Loyola press release - April 13, 2009

Loyola University New Orleans President the Rev. Kevin Wm. Wildes, S.J., Ph.D., and several other members of the Loyola community, were contributors of Seattle University’s Fall/Winter 2008 issue of Seattle Journal for Social Justice.

The Seattle Journal for Social Justice is a student-run legal periodical for Seattle University School of Law. It is published twice a year and its mission is to promote critical interdisciplinary discussions on urgent problems of social justice, including exploring the often-conflicting meanings of justice that arise in a diverse society.

The Fall/Winter 2008 issue of SJSJ focused entirely on Hurricane Katrina and drew heavily from Loyola University faculty and staff article contributions. Wildes authored “Rebirth of a City: Birth and Achievement of the Ethics Review Board,” detailing the governmental and social failures of the city and the resulting creation of the Ethics Review Board to help in its reform.

Additionally, Mark Markuly, former director of Loyola’s Institute for Ministry and current dean of Seattle University’s School of Theology and Ministry, wrote the introductory article, “A Terrible Grace: Building a Just Society on the Rubble of New Orleans.”

Other Loyola contributors include:

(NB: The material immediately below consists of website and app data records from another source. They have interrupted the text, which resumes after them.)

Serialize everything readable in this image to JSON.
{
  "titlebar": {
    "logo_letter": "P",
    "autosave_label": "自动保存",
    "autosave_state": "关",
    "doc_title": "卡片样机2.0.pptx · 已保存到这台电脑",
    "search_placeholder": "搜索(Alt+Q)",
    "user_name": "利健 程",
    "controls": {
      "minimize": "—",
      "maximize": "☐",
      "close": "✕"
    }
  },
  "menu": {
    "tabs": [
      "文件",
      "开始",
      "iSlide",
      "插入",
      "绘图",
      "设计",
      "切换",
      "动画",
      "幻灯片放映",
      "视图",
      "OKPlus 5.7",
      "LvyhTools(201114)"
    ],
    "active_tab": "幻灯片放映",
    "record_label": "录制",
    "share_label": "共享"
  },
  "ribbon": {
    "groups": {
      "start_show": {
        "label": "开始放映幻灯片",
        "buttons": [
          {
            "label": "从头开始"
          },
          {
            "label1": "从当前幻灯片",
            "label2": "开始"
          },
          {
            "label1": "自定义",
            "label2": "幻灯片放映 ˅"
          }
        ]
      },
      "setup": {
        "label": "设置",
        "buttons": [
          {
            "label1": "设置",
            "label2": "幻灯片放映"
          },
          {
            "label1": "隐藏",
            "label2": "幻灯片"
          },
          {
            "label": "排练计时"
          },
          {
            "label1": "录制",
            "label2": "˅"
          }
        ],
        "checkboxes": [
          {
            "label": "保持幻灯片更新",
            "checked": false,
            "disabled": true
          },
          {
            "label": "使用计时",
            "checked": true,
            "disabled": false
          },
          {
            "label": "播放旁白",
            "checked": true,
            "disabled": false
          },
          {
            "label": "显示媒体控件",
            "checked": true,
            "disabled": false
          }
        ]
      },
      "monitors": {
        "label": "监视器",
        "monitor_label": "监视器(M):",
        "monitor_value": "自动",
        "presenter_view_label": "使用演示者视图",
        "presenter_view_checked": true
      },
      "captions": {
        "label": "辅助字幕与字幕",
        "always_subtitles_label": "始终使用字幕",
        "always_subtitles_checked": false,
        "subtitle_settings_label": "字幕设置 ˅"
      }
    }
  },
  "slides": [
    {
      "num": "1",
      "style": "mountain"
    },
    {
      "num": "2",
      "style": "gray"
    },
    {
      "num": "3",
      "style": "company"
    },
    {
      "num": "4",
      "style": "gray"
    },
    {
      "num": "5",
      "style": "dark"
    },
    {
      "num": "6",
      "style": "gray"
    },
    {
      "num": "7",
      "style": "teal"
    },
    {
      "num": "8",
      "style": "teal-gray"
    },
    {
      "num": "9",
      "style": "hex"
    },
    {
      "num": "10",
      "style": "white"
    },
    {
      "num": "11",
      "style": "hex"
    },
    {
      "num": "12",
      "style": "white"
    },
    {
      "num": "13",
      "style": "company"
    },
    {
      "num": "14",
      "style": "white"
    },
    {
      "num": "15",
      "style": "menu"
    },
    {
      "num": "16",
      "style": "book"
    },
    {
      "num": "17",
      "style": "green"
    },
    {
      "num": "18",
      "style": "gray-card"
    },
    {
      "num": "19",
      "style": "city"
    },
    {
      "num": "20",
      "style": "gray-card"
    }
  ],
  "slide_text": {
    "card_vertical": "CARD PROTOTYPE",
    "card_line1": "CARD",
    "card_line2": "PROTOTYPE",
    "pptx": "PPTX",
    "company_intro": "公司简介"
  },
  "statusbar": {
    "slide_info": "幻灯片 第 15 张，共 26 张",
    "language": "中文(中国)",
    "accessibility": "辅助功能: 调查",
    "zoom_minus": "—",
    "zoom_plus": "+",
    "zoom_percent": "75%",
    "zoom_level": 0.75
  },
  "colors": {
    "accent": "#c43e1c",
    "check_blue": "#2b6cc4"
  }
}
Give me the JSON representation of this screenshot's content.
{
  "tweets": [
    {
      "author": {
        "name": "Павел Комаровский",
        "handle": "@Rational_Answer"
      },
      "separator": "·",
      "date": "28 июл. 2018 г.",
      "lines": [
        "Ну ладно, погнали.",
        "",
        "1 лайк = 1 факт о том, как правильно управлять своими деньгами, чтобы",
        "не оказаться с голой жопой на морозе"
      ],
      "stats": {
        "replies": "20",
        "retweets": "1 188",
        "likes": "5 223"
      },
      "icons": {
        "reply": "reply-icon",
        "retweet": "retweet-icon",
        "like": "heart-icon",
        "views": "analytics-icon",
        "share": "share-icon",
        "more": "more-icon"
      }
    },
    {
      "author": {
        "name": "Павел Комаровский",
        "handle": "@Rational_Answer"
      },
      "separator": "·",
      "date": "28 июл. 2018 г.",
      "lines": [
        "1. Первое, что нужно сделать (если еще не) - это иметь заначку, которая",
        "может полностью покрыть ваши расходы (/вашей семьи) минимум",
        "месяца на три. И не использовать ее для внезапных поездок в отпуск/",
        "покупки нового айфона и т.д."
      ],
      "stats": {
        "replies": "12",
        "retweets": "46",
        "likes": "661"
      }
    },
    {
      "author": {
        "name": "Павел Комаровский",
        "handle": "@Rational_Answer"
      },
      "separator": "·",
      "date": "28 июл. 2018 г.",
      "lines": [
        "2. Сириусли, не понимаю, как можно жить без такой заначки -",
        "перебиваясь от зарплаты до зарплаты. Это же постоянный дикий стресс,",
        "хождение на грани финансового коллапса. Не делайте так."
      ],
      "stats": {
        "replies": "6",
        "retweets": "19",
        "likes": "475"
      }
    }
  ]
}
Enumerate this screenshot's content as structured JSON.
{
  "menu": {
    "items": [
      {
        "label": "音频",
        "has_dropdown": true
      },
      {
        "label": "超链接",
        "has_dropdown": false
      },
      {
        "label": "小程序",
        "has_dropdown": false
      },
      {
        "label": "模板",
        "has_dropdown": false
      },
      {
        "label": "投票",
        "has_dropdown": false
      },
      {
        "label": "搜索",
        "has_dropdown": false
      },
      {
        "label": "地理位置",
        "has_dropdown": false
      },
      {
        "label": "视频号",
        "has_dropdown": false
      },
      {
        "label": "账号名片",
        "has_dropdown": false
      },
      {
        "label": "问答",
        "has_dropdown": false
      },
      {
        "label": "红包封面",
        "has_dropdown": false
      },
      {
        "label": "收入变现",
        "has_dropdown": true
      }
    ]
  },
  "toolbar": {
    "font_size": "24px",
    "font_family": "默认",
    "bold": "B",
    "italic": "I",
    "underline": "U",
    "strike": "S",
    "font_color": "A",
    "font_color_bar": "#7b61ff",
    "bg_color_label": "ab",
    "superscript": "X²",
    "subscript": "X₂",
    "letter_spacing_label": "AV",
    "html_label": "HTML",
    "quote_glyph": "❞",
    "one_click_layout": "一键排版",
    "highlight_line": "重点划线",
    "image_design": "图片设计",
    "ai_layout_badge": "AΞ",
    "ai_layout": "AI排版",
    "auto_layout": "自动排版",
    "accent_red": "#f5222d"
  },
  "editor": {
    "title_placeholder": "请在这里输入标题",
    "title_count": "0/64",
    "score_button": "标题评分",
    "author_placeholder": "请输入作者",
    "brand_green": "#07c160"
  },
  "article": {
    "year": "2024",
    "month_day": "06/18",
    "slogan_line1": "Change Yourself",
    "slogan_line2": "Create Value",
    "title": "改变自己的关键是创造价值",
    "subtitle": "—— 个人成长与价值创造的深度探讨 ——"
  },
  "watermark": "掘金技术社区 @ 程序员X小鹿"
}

  • Barbara Fleischer, associate professor of pastoral studies and psychology, who wrote “Katrina Stories: Windows into Religious Meaning, Pathways to Social Justice;”
  • Davida Finger, staff attorney with the Katrina Clinic and author of “Stranded and Squandered: Lost on the Road Home;”
  • Thomas Ryan, director of LIM and author of “Vision and Spirituality in Post-Katrina New Orleans;”
  • Michael Cowan, special assistant to the president and co-author of “We Believe in One New Orleans: Embracing Diversity Post-Katrina” and author of “Elbows Together, Hearts Apart: Institutional Reform, Economic Opportunity, and Social Trust in Post-Katrina New Orleans;” and
  • The Rev. Edward Arroyo, S.J., former director of Loyola’s Jesuit Social Research Institute, who authored “Contemplating the Katrina Whirlwind: From ‘Apocalypse Now’ to Solidarity for the Common Good.”

In addition, the journal featured various forms of media contributed by a Loyola University professor, visiting professor and recent graduate. Professor of Music Industry Studies John Snyder produced “Salon Somewhere,” a musical composition performed by the Thelonious Monk Institute of Jazz Ensemble, composed by Vadim Neselovskyi. Visiting graphic design professor Nancy Sharon Collins directed and produced “The Allegory of the Birds.” Jake McClain, a 2008 music industry studies graduate, directed “Green Salon: Roussel Hall.”

About the Seattle Journal for Social Justice:

A peer-reviewed, student-edited, interdisciplinary journal, the SJSJ publishes writings that reflect theoretical, literary and hands-on approaches toward achieving social justice. It accepts traditional academic articles as well as nontraditional formats such as narratives, commentaries, interviews, essays and artwork. The student members’ participation in the writing assignments and the editorial process is designed to improve writing skills and research techniques and to instill self-discipline and analytical proficiency through the hard work required to publish quality research works.

For more information, please contact Meredith Hartley with the Office of Public Affairs at 504-861-5888 or mhartley@loyno.edu.